On Tuesday, the gentlemen of the Shenandoah County Board of Supervisors voted to increase the tax rate to support school funding. Three fourths of that funding is slated for pay increases.
Contrary to any consideration of logic, the following facts and figures were obviously ignored.
A comparison of school salaries published in the last two years show an increase of 8.5 percent. School employees on average earn over $200 more weekly than people employed in local industries. One hundred percent health care coverage speaks for itself.
County schools show declining results of student performances in the past several years. An indicator of sub-par teacher performance? In what private sector employment would one expect an increase in pay subsequent to such results?
At the public hearing, did the gentlemen of the board really expect to hear any unanticipated comments that might sway their decision? I would suggest their mind-sets were pre-established and they well knew that a predominately pro-education crowd would validate their upcoming decision.
That decision being made, we now resign ourselves to writing out a larger check to the county treasurer every six months. What we will not resign ourselves to is continued subjugation to hapless decision making on the part of these gentlemen.
Although the next supervisor election is 19 months away, I would suggest it is not too early to at least begin to direct our thoughts to plans and preparations toward this event. I feel assured that a combination of qualified candidates, along with current establishment dissatisfaction among voters, will ensure a successful outcome. Qualified candidates will be fully supported by any and all resources available, including financial. Checks will be written. Anyone doubting the effectiveness of these endeavors need only reference the results of last November's election.
Supervisors Cindy Bailey and Marsha Shruntz are performing courageously and admirably in their attempt to advocate for the welfare of all county citizens.

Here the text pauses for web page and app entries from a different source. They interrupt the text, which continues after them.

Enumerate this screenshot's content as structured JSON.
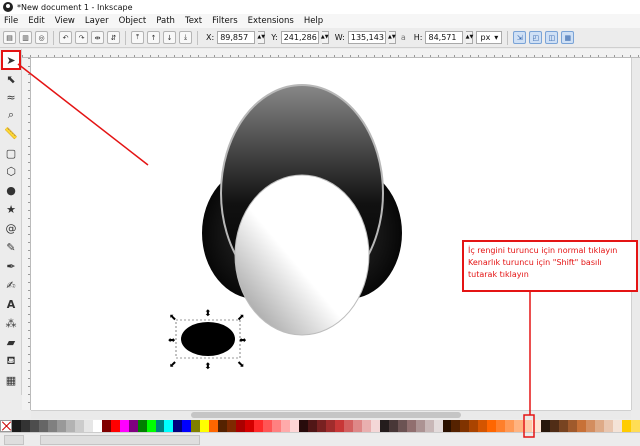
{
  "window": {
    "title": "*New document 1 - Inkscape"
  },
  "menu": [
    "File",
    "Edit",
    "View",
    "Layer",
    "Object",
    "Path",
    "Text",
    "Filters",
    "Extensions",
    "Help"
  ],
  "controls": {
    "x_label": "X:",
    "x_value": "89,857",
    "y_label": "Y:",
    "y_value": "241,286",
    "w_label": "W:",
    "w_value": "135,143",
    "h_label": "H:",
    "h_value": "84,571",
    "unit": "px"
  },
  "annotation": {
    "line1": "İç rengini turuncu için normal tıklayın",
    "line2": "Kenarlık turuncu için \"Shift\" basılı",
    "line3": "tutarak tıklayın",
    "color": "#e41414"
  },
  "icons": {
    "app": "inkscape-logo-icon",
    "tools": [
      "selector-tool-icon",
      "node-tool-icon",
      "tweak-tool-icon",
      "zoom-tool-icon",
      "measure-tool-icon",
      "rectangle-tool-icon",
      "3d-box-tool-icon",
      "ellipse-tool-icon",
      "star-tool-icon",
      "spiral-tool-icon",
      "pencil-tool-icon",
      "pen-tool-icon",
      "calligraphy-tool-icon",
      "text-tool-icon",
      "spray-tool-icon",
      "eraser-tool-icon",
      "bucket-tool-icon",
      "gradient-tool-icon"
    ]
  },
  "palette": [
    "#1a1a1a",
    "#333333",
    "#4d4d4d",
    "#666666",
    "#808080",
    "#999999",
    "#b3b3b3",
    "#cccccc",
    "#e6e6e6",
    "#ffffff",
    "#800000",
    "#ff0000",
    "#ff00ff",
    "#800080",
    "#008000",
    "#00ff00",
    "#008080",
    "#00ffff",
    "#000080",
    "#0000ff",
    "#808000",
    "#ffff00",
    "#ff6600",
    "#552200",
    "#7f2a00",
    "#aa0000",
    "#d40000",
    "#ff2a2a",
    "#ff5555",
    "#ff8080",
    "#ffaaaa",
    "#ffd5d5",
    "#280b0b",
    "#501616",
    "#782121",
    "#a02c2c",
    "#c83737",
    "#d35f5f",
    "#de8787",
    "#e9afaf",
    "#f4d7d7",
    "#241c1c",
    "#483737",
    "#6c5353",
    "#916f6f",
    "#ac9393",
    "#c8b7b7",
    "#e3dbdb",
    "#2b1100",
    "#552200",
    "#803300",
    "#aa4400",
    "#d45500",
    "#ff6600",
    "#ff7f2a",
    "#ff9955",
    "#ffb380",
    "#ffccaa",
    "#ffe6d5",
    "#28170b",
    "#502d16",
    "#784421",
    "#a05a2c",
    "#c87137",
    "#d38d5f",
    "#deaa87",
    "#e9c6af",
    "#f4e3d7",
    "#ffcc00",
    "#ffdd55"
  ]
}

Our goal is to provide them the assistance they urgently need and deserve. All can be assured that a failure to complete this task will not be a result from a lack of effort.
Mike Wakeman, Edinburg